# Data extracted from a collection:
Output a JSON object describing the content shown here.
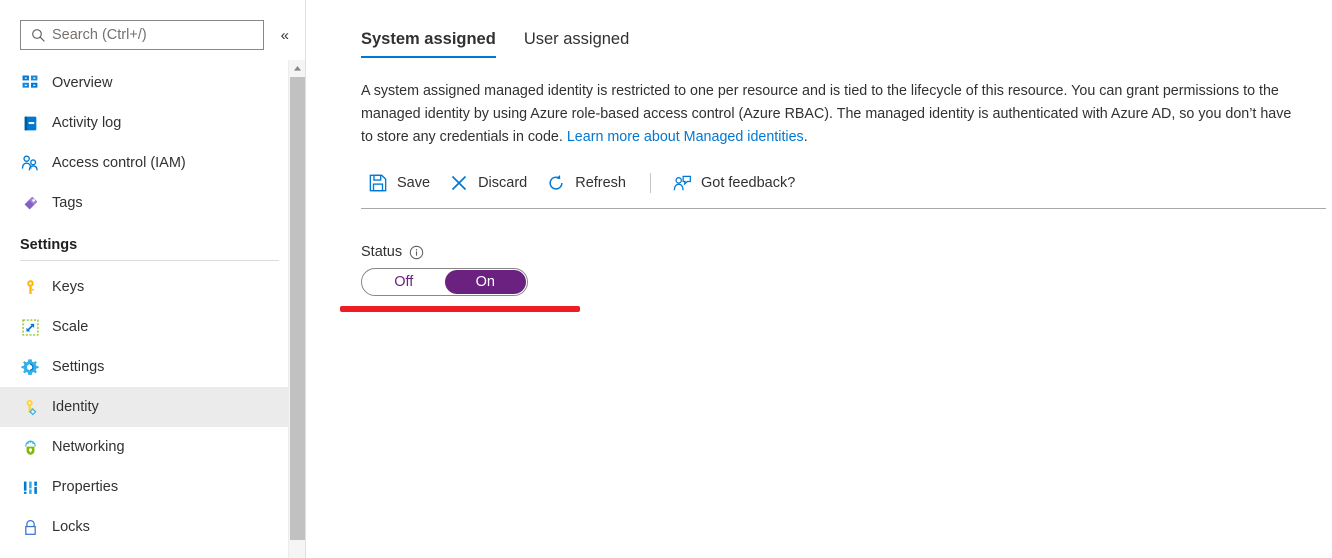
{
  "sidebar": {
    "search": {
      "placeholder": "Search (Ctrl+/)",
      "value": "",
      "icon": "search-icon"
    },
    "collapse_label": "«",
    "items": [
      {
        "label": "Overview",
        "icon": "overview-icon",
        "selected": false
      },
      {
        "label": "Activity log",
        "icon": "activity-log-icon",
        "selected": false
      },
      {
        "label": "Access control (IAM)",
        "icon": "access-control-icon",
        "selected": false
      },
      {
        "label": "Tags",
        "icon": "tags-icon",
        "selected": false
      }
    ],
    "section_title": "Settings",
    "settings_items": [
      {
        "label": "Keys",
        "icon": "key-icon",
        "selected": false
      },
      {
        "label": "Scale",
        "icon": "scale-icon",
        "selected": false
      },
      {
        "label": "Settings",
        "icon": "gear-icon",
        "selected": false
      },
      {
        "label": "Identity",
        "icon": "identity-key-icon",
        "selected": true
      },
      {
        "label": "Networking",
        "icon": "networking-icon",
        "selected": false
      },
      {
        "label": "Properties",
        "icon": "properties-icon",
        "selected": false
      },
      {
        "label": "Locks",
        "icon": "lock-icon",
        "selected": false
      }
    ],
    "scrollbar": {
      "up_arrow_icon": "chevron-up-icon"
    }
  },
  "main": {
    "tabs": [
      {
        "label": "System assigned",
        "active": true
      },
      {
        "label": "User assigned",
        "active": false
      }
    ],
    "description": {
      "text_before_link": "A system assigned managed identity is restricted to one per resource and is tied to the lifecycle of this resource. You can grant permissions to the managed identity by using Azure role-based access control (Azure RBAC). The managed identity is authenticated with Azure AD, so you don’t have to store any credentials in code. ",
      "link_text": "Learn more about Managed identities",
      "text_after_link": "."
    },
    "toolbar": {
      "save_label": "Save",
      "discard_label": "Discard",
      "refresh_label": "Refresh",
      "feedback_label": "Got feedback?"
    },
    "status": {
      "label": "Status",
      "info_icon": "info-icon",
      "options": [
        {
          "label": "Off",
          "selected": false
        },
        {
          "label": "On",
          "selected": true
        }
      ]
    }
  },
  "colors": {
    "accent_blue": "#0078d4",
    "toggle_purple": "#6b2180",
    "annotation_red": "#ee1d23",
    "selected_row_gray": "#ebebeb"
  }
}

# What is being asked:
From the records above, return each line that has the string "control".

# Output:
        "label": "Access control (IAM)",
        "icon": "access-control-icon",
      "text_before_link": "A system assigned managed identity is restricted to one per resource and is tied to the lifecycle of this resource. You can grant permissions to the managed identity by using Azure role-based access control (Azure RBAC). The managed identity is authenticated with Azure AD, so you don’t have to store any credentials in code. ",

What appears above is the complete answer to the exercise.